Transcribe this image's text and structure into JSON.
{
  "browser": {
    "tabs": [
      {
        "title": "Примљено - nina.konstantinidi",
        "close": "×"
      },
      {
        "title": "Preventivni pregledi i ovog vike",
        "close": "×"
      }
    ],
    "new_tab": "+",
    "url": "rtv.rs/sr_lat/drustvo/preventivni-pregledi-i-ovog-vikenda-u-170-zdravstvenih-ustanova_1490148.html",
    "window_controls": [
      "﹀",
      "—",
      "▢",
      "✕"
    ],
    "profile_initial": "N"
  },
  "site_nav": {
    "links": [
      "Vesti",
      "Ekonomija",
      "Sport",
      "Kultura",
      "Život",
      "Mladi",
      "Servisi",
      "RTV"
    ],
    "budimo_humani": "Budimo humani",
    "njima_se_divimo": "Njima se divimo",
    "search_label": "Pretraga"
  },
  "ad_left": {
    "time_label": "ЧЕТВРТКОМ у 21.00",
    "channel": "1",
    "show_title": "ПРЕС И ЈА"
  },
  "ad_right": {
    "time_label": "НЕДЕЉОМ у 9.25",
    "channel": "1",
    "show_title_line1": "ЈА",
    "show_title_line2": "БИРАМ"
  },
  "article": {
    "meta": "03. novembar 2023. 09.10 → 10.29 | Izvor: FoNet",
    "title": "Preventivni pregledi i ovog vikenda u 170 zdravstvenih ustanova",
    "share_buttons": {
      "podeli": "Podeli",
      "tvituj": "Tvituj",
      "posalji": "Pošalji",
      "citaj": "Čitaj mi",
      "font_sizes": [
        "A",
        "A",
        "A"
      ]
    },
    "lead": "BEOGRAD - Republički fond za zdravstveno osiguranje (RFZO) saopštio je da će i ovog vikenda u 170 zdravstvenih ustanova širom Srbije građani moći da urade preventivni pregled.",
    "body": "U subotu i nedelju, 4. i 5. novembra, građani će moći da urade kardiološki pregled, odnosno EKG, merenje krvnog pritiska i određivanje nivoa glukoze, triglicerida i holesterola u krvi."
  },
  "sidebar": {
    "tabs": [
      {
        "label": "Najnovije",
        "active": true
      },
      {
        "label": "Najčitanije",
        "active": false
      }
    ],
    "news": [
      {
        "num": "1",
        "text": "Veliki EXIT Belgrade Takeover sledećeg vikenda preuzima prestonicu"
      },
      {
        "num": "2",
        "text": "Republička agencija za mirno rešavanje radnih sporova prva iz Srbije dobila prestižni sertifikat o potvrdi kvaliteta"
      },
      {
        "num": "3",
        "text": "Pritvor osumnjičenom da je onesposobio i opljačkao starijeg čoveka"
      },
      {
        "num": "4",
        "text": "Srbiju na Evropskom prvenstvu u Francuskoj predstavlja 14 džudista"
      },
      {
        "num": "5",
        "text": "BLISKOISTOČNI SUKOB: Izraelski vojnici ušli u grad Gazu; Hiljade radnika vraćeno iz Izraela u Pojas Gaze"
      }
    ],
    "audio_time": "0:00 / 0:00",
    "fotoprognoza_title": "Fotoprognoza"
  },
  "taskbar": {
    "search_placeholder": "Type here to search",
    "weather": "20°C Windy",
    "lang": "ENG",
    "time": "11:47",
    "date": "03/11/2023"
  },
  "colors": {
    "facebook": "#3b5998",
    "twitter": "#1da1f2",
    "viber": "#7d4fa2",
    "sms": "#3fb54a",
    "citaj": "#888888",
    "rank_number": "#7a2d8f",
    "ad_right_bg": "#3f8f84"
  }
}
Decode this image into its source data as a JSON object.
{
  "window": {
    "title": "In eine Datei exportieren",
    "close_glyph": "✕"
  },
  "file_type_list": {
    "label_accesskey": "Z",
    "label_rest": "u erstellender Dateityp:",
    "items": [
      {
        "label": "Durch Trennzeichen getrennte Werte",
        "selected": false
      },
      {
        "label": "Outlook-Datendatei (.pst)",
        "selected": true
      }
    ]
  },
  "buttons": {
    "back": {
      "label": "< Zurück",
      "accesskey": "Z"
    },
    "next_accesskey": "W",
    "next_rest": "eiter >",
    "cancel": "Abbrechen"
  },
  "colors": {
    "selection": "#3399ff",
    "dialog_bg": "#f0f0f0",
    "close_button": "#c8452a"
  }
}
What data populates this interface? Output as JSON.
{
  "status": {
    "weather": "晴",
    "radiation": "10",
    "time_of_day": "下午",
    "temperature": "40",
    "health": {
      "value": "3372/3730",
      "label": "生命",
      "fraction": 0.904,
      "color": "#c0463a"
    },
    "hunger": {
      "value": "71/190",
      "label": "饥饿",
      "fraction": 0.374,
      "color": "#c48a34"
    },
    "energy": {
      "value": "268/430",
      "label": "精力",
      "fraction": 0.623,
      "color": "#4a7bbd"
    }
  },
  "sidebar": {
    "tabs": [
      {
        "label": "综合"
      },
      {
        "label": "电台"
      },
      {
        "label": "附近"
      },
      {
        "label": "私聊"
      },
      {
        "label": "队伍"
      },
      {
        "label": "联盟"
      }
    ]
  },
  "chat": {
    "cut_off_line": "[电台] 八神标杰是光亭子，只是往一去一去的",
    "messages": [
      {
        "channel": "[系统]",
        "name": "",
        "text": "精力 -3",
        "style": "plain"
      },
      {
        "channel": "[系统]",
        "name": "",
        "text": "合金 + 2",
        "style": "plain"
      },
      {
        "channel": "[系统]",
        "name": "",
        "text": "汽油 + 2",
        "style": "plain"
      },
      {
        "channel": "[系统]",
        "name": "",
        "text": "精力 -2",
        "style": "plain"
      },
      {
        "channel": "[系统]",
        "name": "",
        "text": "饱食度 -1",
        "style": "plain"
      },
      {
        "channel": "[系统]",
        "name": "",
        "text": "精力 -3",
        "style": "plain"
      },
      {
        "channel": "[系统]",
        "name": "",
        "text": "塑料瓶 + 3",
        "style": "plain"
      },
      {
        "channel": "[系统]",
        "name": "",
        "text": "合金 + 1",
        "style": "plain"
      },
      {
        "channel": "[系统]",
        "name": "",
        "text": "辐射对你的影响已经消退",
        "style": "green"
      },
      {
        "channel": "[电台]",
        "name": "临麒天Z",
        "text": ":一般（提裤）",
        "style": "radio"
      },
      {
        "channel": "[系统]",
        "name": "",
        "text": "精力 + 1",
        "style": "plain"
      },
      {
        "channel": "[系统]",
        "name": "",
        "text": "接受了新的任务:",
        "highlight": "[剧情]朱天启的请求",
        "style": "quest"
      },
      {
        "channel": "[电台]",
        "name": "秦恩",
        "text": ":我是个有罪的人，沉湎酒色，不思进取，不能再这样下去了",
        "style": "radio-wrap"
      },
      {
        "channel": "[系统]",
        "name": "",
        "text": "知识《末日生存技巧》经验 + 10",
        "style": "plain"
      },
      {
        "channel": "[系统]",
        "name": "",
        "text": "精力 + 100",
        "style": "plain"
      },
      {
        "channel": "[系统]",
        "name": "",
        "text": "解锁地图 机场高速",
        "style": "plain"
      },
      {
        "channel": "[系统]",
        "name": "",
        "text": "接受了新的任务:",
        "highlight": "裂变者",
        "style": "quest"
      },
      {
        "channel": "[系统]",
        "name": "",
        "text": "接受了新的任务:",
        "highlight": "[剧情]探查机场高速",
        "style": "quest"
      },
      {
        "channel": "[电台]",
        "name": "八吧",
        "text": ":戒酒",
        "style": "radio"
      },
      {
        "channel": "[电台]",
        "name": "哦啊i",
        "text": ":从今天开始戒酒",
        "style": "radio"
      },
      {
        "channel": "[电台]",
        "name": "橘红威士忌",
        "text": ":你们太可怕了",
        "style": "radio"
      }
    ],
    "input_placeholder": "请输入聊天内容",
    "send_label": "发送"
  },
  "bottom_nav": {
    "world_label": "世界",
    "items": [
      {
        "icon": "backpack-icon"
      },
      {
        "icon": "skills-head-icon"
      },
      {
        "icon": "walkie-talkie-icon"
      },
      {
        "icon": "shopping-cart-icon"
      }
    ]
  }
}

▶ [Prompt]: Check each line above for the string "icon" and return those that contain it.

▶ [Task result]:
        "icon": "backpack-icon"
        "icon": "skills-head-icon"
        "icon": "walkie-talkie-icon"
        "icon": "shopping-cart-icon"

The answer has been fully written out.